10. “Some Gallo-British Goddesses: Iconography and Meaning.” Since early written accounts of Celtic religion are contaminated by Greco-Roman assumptions, Miranda J. Green (University of Wales College) concentrates on the archaeological evidence. Before Roman times representations of divinities were not anthropomorphic, and goddesses such as the horse-riding Epona appear to have been as important as gods. There was, as in early Greek religion, an important hunter-goddess and a symbiotic relationship between hunter and hunted. Sulis, the native goddess of the hot springs at modern Bath, later connected with the Roman Minerva, could cure as well as destroy. Green’s essay ends with an important reminder, which applies to every other essay in the book: in the absence of literary texts, it may never be possible fully to understand the nature of iron-age Gallo-British iconography.
I wish this book had existed ten years ago. It would have made the task of evaluating Gimbutas’ work much easier for those of us (i.e., most of us) who are not completely familiar with the wide range of materials and cultures she discusses.8 But now that this book does exist, it belongs in all university libraries. It not only offers an antidote to goddess-theory; it provides readers with the specific data they need to see why there are many other possible interpretations of the available evidence. Because the Editors and contributors have demonstrated so successfully the danger of trying to go beyond such limited evidence as we now have, no one can be disappointed at their reluctance to come up with final interpretations, or (goddesses forbid) a comprehensive theory.
1. Marija Gimbutas, The Language of the Goddess (San Francisco: Harper and Row, 1989).
2. On Wicca and modern witchcraft, see T. M. Luhrmann, Persuasions of the Witch’s Craft: Ritual and Magic in Contemporary England (Cambridge, MA: Harvard University Press, 1989); Helen A. Berger, A Community of Witches: Contemporary Neo-Paganism and Witchcraft in the United States (Columbia: University of South Carolina Press, 1998).
3. For details, see esp. Lotte Motz, The Faces of the Goddess (New York: Oxford University Press, 1997) 24-38, 179-86; Philip G. Davis, Goddess Unmasked: The Rise of Neopagan Feminist Spirituality (Dallas: Spence Publishing Co., 1998), pp. 19-52.
4. Joseph Campbell, “Foreword”, to Gimbutas (n.1), pp. xiii-xiv. Lucy Goodison’s own Moving Heaven and Earth: Sexuality, Spirituality, and Social Change (London: Pandora Press, 1992) advocates spiritual renewal, but she carefully explains that there was never one Goddess, pp. 294-300.

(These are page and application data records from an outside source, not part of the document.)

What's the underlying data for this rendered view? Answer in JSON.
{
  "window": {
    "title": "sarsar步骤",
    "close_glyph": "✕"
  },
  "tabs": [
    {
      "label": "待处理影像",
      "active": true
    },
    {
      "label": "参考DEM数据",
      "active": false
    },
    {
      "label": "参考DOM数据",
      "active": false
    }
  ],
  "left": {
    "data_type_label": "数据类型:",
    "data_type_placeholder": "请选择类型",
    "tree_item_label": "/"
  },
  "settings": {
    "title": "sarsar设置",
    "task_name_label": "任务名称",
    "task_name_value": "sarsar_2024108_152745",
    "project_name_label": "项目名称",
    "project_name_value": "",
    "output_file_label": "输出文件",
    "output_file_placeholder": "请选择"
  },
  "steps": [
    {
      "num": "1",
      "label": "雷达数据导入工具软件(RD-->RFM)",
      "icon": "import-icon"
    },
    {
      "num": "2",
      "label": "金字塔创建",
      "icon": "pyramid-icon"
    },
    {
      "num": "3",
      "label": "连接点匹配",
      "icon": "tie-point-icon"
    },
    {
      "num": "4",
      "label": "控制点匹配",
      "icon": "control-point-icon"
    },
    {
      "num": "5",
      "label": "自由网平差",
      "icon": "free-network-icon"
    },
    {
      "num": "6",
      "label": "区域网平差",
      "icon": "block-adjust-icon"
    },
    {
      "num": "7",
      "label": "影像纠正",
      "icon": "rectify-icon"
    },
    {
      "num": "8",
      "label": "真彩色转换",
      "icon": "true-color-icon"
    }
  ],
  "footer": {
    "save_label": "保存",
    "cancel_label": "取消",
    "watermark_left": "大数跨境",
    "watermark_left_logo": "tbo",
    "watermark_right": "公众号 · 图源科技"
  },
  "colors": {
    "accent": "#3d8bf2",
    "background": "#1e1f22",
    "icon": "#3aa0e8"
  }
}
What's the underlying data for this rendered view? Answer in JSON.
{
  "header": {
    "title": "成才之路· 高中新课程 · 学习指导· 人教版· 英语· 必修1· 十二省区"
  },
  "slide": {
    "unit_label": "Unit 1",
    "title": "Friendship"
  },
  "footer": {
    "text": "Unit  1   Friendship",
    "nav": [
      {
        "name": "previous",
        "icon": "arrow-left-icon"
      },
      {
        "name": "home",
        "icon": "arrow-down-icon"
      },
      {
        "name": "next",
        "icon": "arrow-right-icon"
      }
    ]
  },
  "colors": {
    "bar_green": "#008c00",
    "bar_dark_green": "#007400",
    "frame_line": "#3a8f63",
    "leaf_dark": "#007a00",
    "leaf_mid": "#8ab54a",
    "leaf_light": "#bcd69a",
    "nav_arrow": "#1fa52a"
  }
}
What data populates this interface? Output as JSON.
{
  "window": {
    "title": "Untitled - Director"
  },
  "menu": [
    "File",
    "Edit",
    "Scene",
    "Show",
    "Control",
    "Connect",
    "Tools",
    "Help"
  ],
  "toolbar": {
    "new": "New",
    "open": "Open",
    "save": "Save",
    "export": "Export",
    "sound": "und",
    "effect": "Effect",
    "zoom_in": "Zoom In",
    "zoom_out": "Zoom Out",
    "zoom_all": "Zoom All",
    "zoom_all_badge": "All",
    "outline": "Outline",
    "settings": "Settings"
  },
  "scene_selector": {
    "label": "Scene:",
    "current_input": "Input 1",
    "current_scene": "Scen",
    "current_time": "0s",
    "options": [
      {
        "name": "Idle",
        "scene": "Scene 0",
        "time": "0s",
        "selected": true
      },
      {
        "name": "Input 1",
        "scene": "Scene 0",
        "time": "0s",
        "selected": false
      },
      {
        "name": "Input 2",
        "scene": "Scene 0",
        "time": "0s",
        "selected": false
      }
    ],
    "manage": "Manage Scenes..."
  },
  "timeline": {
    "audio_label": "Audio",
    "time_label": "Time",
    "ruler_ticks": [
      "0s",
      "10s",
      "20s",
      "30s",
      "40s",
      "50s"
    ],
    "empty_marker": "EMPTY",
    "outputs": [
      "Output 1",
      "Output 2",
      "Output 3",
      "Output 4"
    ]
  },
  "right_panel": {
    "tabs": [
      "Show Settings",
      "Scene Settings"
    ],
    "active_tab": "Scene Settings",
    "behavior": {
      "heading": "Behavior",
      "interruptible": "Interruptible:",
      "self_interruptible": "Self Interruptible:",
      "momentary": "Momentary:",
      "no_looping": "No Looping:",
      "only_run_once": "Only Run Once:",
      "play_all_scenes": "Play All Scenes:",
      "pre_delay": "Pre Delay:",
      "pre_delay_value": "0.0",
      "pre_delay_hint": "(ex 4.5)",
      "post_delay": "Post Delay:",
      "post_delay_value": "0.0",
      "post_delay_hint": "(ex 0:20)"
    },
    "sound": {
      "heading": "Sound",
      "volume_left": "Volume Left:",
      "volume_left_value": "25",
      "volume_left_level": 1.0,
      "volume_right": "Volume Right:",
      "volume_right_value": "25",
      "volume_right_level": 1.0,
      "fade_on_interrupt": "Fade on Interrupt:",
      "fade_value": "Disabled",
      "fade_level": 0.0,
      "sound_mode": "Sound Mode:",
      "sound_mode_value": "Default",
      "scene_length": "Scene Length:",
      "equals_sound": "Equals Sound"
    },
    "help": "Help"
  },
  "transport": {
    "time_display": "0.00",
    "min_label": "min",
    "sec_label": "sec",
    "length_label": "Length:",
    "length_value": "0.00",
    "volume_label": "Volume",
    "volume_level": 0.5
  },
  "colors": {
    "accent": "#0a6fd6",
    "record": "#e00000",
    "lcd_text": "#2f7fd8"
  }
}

5. The editors might also have mentioned the influential speculations of Robert Graves in The White Goddess, first published in 1948 and still in print.
6. On the uncritical enthusiasm with which some female academics received Lerner’s The Creation of Patriarchy (New York: Oxford University Press, 1986), see my “Feminist Myths and Greek Mythology”, TLS July 22-28 (1989), pp. 804-5.
7. On the fate of this cult, see Peter Schäfer, Judeophobia: Attitudes toward Jews in the Ancient World (Cambridge, MA: Harvard University Press, 1997), pp. 122-35.
8. I reviewed Gimbutas (n.1) and several other books about the Goddess and goddesses in “The Twilight of the Goddess,” The New Republic 8/3 (1992): 29-33.